Many parents are faced with implementing a sleep training process when their little ones aren’t able to sleep productively during naps or through the night independently.  This effort is one of the most emotional topics for parents.

In my many sleep workshops and in my consulting practice I often hear parents say, “I don’t want to let my baby ‘cry it out’”.  However, it is important to understand that infants have limited ways of communicating.  Crying is their only way of expressing discomfort, hunger, boredom, fatigue, frustration and pain.  The reality is, that more often than not, sleep training is accompanied by a bit (or a lot, in some cases) of crying.  Most babies don’t intuitively have the skill to put themselves to sleep or back to sleep, so expressing frustration when working toward developing these skills is likely.

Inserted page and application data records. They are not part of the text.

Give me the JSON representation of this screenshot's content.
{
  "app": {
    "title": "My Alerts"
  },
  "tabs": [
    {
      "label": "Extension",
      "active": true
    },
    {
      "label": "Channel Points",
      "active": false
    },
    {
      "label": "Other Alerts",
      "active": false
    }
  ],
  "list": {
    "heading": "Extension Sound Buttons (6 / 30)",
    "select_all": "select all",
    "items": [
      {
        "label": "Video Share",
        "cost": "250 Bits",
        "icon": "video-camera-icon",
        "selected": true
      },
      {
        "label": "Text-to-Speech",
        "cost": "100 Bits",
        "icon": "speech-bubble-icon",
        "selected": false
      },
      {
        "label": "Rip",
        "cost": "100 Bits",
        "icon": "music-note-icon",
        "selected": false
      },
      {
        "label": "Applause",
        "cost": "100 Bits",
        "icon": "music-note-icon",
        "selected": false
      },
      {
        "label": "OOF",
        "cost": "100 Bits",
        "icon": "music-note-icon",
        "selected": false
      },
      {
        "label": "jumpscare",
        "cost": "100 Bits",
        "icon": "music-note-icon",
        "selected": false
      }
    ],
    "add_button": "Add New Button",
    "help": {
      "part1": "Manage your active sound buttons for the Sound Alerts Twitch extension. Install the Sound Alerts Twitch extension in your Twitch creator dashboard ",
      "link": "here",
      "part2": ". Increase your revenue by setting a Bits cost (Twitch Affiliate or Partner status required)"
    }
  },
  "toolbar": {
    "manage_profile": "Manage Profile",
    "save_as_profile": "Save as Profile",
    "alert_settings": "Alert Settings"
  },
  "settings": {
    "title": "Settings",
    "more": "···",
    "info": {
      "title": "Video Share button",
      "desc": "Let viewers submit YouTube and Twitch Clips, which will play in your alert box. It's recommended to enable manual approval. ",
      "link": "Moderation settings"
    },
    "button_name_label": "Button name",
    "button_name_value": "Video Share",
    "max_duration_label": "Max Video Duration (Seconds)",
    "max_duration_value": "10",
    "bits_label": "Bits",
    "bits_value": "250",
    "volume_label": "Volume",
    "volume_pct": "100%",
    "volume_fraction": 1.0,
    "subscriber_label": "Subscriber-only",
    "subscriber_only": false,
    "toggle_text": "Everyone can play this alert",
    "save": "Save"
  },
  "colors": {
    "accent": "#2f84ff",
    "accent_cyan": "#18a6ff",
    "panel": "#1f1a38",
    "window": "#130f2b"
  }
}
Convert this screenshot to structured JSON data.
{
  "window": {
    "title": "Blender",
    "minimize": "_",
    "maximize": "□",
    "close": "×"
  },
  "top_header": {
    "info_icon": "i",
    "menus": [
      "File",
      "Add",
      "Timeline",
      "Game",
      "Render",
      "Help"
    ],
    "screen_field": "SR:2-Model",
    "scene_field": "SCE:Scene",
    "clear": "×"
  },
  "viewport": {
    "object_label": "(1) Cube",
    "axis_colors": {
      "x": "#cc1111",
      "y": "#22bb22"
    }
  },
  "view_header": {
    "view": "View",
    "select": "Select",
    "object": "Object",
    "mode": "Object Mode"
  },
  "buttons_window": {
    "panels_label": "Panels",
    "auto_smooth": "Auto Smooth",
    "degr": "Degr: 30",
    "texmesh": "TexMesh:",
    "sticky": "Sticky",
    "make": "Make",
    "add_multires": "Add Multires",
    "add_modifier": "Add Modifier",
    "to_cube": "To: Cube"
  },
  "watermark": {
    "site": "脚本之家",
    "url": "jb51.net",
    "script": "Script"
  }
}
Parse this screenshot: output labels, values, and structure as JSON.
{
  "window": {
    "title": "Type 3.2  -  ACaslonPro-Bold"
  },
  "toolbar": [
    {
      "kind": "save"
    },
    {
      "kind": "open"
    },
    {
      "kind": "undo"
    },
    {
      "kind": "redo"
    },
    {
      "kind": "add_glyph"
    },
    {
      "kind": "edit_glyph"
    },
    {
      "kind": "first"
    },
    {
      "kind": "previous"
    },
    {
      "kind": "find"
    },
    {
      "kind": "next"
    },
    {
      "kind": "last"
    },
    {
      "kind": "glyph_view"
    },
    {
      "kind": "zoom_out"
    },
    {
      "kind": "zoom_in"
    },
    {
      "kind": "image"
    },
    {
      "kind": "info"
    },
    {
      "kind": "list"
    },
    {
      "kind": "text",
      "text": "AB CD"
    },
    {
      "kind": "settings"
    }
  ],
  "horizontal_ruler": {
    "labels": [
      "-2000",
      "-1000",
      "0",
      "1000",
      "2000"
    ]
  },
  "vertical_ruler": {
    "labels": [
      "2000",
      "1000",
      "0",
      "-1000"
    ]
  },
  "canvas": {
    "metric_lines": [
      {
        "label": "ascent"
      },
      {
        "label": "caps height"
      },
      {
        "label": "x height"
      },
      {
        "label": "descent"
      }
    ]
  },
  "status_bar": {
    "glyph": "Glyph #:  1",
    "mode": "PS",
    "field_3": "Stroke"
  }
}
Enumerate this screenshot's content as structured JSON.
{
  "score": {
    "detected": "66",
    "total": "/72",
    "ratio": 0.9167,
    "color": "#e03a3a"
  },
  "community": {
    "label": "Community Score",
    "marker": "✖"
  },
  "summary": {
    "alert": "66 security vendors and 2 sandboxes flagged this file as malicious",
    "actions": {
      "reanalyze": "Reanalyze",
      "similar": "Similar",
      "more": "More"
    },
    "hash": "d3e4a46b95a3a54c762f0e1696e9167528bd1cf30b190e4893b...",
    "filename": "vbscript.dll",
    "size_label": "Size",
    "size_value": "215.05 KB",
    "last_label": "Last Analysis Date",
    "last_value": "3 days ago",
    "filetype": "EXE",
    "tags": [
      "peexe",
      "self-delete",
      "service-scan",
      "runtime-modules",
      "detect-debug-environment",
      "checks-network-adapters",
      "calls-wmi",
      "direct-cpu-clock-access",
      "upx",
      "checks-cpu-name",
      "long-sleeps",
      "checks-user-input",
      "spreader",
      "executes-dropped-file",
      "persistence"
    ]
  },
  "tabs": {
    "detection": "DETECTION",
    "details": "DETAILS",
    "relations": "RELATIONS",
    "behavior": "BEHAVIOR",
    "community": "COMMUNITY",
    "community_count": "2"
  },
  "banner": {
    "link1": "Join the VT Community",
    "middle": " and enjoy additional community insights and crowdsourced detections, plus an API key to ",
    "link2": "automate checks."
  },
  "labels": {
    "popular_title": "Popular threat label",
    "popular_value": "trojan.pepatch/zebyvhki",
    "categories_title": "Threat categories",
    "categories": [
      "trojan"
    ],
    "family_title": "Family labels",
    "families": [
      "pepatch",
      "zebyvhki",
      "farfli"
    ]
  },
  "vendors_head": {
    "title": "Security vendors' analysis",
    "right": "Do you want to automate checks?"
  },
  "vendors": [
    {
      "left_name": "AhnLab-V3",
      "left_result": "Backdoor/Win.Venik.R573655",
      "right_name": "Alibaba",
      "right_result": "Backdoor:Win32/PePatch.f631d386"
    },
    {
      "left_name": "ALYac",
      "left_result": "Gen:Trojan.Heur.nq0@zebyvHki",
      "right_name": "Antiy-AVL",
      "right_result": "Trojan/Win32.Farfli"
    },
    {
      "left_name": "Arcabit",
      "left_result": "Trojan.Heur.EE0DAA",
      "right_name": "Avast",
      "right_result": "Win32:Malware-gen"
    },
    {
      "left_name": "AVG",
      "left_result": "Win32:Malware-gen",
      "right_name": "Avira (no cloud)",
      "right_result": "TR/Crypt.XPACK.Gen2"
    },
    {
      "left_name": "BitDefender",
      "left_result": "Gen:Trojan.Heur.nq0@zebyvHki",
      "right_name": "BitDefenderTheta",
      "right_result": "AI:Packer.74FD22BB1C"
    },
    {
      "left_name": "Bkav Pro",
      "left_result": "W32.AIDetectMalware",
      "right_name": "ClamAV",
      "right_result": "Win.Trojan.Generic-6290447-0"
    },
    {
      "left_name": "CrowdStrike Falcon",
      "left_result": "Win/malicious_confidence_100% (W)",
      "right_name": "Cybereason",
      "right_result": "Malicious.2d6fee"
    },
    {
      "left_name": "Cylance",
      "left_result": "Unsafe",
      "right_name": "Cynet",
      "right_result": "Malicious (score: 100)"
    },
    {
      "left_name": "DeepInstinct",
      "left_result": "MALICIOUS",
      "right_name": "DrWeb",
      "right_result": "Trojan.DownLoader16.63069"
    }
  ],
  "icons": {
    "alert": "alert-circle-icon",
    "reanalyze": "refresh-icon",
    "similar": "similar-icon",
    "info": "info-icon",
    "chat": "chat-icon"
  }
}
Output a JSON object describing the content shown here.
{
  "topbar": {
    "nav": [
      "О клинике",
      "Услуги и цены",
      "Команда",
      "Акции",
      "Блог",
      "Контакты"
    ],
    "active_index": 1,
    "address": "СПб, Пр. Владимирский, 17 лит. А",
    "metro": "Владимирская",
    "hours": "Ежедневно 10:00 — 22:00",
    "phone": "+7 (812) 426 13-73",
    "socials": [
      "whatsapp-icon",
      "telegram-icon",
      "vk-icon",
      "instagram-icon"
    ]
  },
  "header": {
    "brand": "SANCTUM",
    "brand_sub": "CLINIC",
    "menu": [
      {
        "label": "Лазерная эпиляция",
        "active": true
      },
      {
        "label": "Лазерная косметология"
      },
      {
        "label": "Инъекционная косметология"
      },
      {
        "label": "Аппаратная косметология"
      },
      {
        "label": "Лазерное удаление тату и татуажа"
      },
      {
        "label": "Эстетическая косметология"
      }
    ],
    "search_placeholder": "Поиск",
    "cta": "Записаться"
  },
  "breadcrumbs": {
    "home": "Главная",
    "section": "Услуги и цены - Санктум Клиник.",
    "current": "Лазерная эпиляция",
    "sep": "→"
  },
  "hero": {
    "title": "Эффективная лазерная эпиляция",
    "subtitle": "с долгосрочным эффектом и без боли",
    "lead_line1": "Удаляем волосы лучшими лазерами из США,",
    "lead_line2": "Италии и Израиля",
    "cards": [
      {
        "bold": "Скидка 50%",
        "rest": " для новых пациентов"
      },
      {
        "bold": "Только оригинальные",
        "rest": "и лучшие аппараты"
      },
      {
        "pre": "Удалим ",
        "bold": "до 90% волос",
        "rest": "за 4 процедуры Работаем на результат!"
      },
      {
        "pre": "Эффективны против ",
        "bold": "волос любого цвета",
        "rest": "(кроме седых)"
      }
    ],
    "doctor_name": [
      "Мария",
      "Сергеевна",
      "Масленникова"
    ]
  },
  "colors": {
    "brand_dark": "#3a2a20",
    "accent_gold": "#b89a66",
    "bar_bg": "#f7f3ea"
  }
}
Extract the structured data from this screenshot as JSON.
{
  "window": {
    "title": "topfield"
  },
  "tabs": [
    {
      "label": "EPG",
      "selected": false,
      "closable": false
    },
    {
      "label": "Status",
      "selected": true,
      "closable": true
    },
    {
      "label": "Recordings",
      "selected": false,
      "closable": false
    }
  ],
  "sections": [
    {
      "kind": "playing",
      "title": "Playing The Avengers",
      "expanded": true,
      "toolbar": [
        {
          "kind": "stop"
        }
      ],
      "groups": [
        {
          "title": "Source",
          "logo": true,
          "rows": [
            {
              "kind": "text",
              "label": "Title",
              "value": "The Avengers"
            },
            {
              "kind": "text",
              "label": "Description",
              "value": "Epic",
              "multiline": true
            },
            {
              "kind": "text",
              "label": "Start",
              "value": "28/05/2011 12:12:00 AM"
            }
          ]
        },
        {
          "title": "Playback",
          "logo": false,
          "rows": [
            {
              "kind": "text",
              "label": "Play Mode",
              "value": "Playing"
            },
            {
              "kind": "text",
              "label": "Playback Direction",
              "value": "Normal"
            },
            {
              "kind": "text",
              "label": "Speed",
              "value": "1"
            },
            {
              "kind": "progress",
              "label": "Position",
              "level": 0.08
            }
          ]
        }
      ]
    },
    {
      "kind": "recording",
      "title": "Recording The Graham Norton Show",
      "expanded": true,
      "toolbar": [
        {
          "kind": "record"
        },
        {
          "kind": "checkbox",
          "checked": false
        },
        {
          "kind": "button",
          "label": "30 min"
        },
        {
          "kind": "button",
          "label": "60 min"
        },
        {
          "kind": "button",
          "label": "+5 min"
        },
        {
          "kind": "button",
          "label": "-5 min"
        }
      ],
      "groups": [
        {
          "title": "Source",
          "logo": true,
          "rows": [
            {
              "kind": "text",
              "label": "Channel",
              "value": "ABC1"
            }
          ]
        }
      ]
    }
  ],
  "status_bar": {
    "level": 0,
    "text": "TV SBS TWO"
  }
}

Whichever method you choose, remain consistent and confident. Stick with one method and don’t give up too soon. Generally improvement is seen four to ten days into the process.  Here are some of the pros and cons of Dr. Richard Ferber’s Progressive Waiting Approach, a method which many call the ‘crying it out’ method;


  • · Effectiveness is seen quickly.
  • · Diminished length and intensity of crying.
  • · Addresses parents’ need and concern to help Baby not feel abandoned.
  • · Allows parents to visit child intermittently during crying.
  • · Method rarely fails if parents adhere to process.


  • · Hard for parents to hear Baby cry.
  • · Parents worry that Baby needs something (burp, diaper change, etc.).
  • · Method requires strong will to not intervene before interval is up.
  • · Some parents worry it is damaging the child psychologically.
  • · Requires consistency and adherence to protocol, which can be challenging for parents.

There are a lot of misconceptions on parents’ part around what ‘CIO’ means. For many, they envision a baby alone in their room crying for an unspecified period of time until they settle. But in fact, there is a wide range of sleep training methods.

The bad press CIO and other sleep training methods get occurs in part when people try to implement a sleep training strategy without taking a look at the whole picture.  There are a myriad of elements to consider and optimize before even foraying into sleep training.  Before [these] elements are in place, sleep training can be futile, which is why many parents are not successful. They jump to the last step (sleep training) before ensuring the many necessary ones that precede it.

An Integrated Approach to Crying It Out

Karen Pollak suggests an integrated approach to a crying it out (CIO) process.  Some factors to think about when considering CIO are age and weight of baby, daily routine, milk intake, room environment, self-soothing techniques, nap/nighttime process and your parenting philosophies.

Karen Pollak is the founder of babies2sleep, a baby sleep coaching service.   You can contact her at 925-330-5660 or  Please visit her website at